interested in professional careers in medicine, dentistry, physical therapy, veterinary
medicine, etc. They take tours of professional schools, have invited speakers such
as the Deans of Admission, current medical and dental students, professionals working
in the field, etc. Contact Information:
Beta Beta Beta is the National Biology Honors Society. Students are invited to join if they are a Biology major who have reached sophomore status with a GPA of 3.3 or better. The society schedules activities such as visits to area research centers. Contact Information: firstname.lastname@example.org
Related fields that might interest you
A degree in biological sciences opens the door of many professional and graduate schools. Some of the related occupations you may consider:
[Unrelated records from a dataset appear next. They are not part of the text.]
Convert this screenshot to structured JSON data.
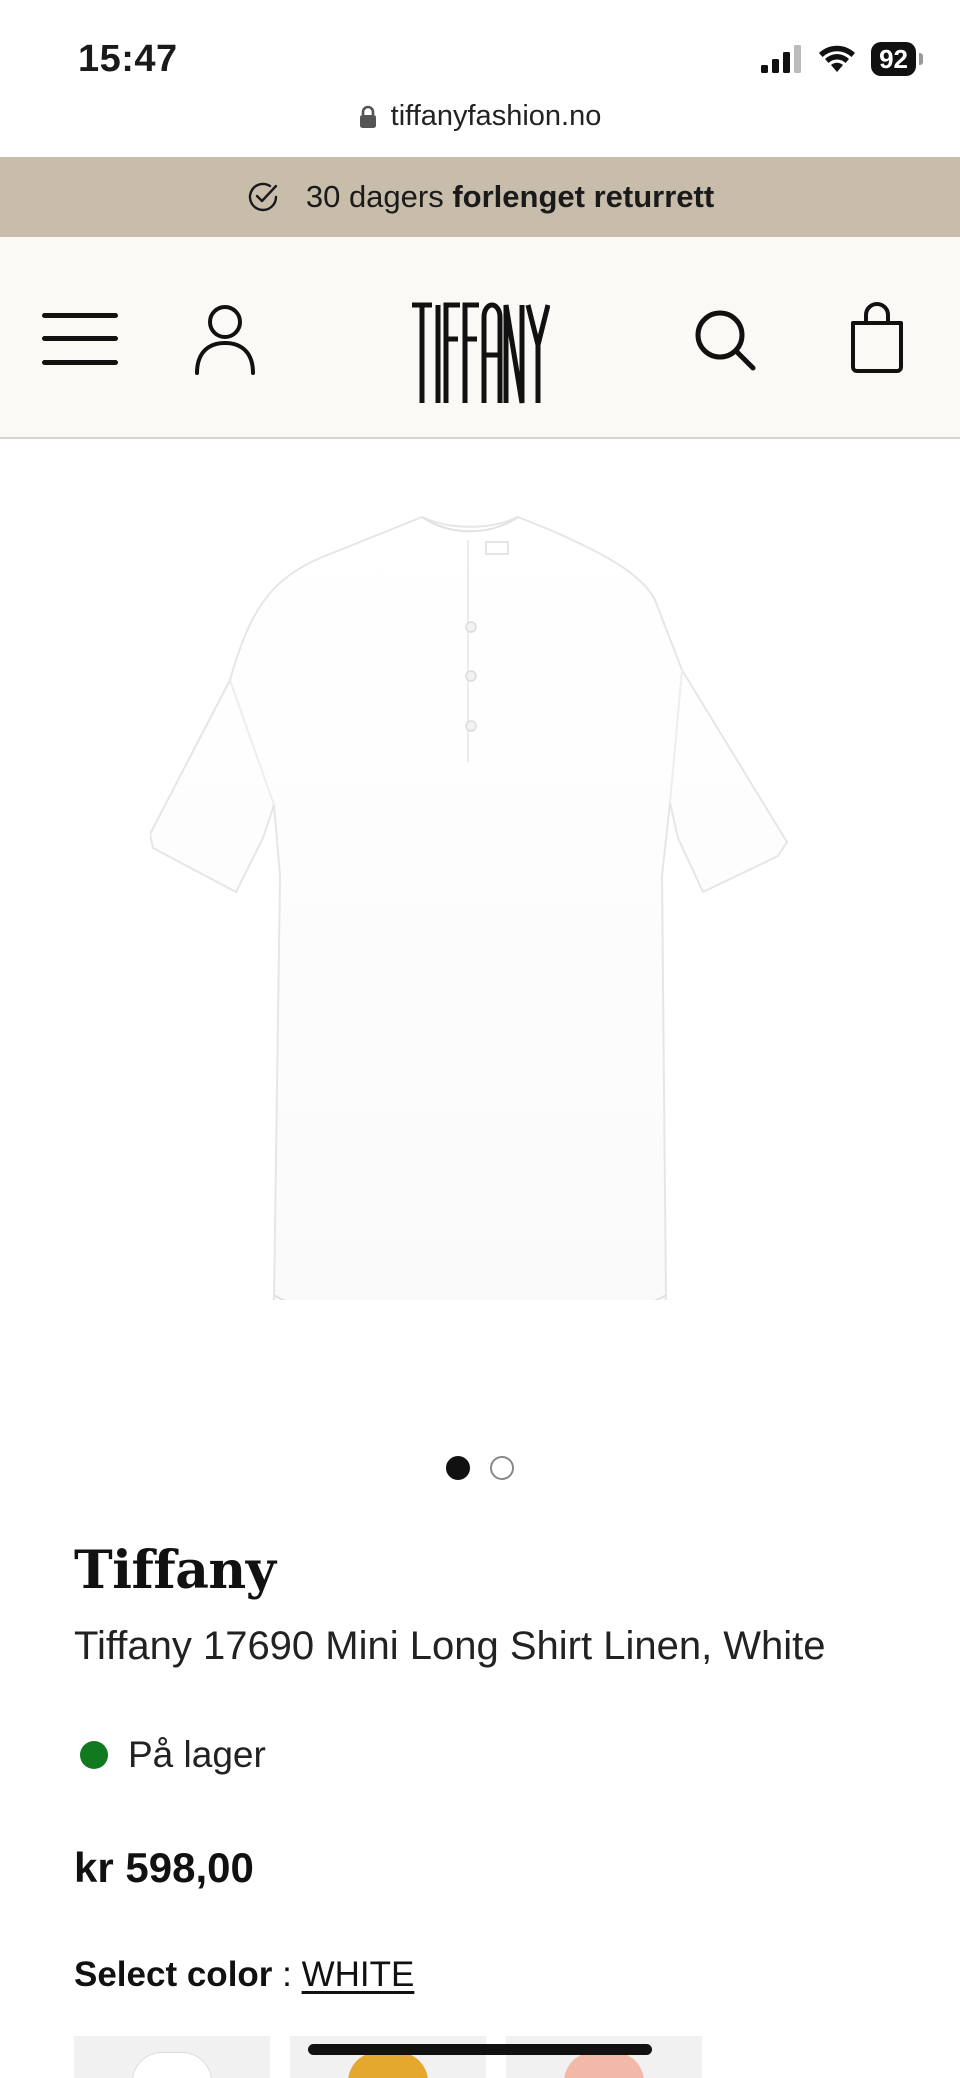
{
  "status_bar": {
    "time": "15:47",
    "battery": "92"
  },
  "browser": {
    "url": "tiffanyfashion.no"
  },
  "promo": {
    "text_regular": "30 dagers ",
    "text_bold": "forlenget returrett"
  },
  "header": {
    "logo_text": "TIFFANY"
  },
  "carousel": {
    "total": 2,
    "active_index": 0
  },
  "product": {
    "brand": "Tiffany",
    "name": "Tiffany 17690 Mini Long Shirt Linen, White",
    "stock_status": "På lager",
    "stock_color": "#127a1e",
    "price": "kr 598,00",
    "color_label": "Select color",
    "color_separator": " : ",
    "color_value": "WHITE"
  },
  "swatches": [
    {
      "color": "#ffffff"
    },
    {
      "color": "#e5a82e"
    },
    {
      "color": "#f2b8a8"
    }
  ],
  "colors": {
    "promo_bg": "#c8bcab",
    "header_bg": "#faf9f5"
  }
}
- Medical laboratory technologist
- Physical therapist
- College professor
- Cell biologist
- Biology teacher
- Fisheries biologist
- Conservation biologist
- Marine biologist
- Plant pathologist
Some of these occupations may require additional schooling at Graduate or Professional schools. For information on training and qualifications needed for the specific occupations you are considering, consult the Occupational Outlook Handbook or other career guidance resources. Also, take advantage of career planning services offered by the university.
How do I know this is the degree for me?
Common Strengths and interests of students in the program
Helpful qualities for biology majors include:
- An analytical mind and critical thinking skills
- Enjoy working with living organisms and studying biological systems
- Good laboratory skills
- An ability to quickly assess large amounts of information and data
- Leadership skills
- Self-confidence and motivation
- Good decision-making skills
- Good communication skills
- Have the ability to work successfully with others
- Be a logical thinker who likes to solve problems
- Have good computer skills
Numerous Southeastern biology graduates are college professors in universities and colleges, work for state and federal agencies, or work in industry and business. Many others are successful physicians, dentists, physical therapists, pharmacists, or have other health care careers.
Department of Biological Sciences
College of Science and Technology
Hammond, LA 70402
On Campus: New Biology Building, Rm. 421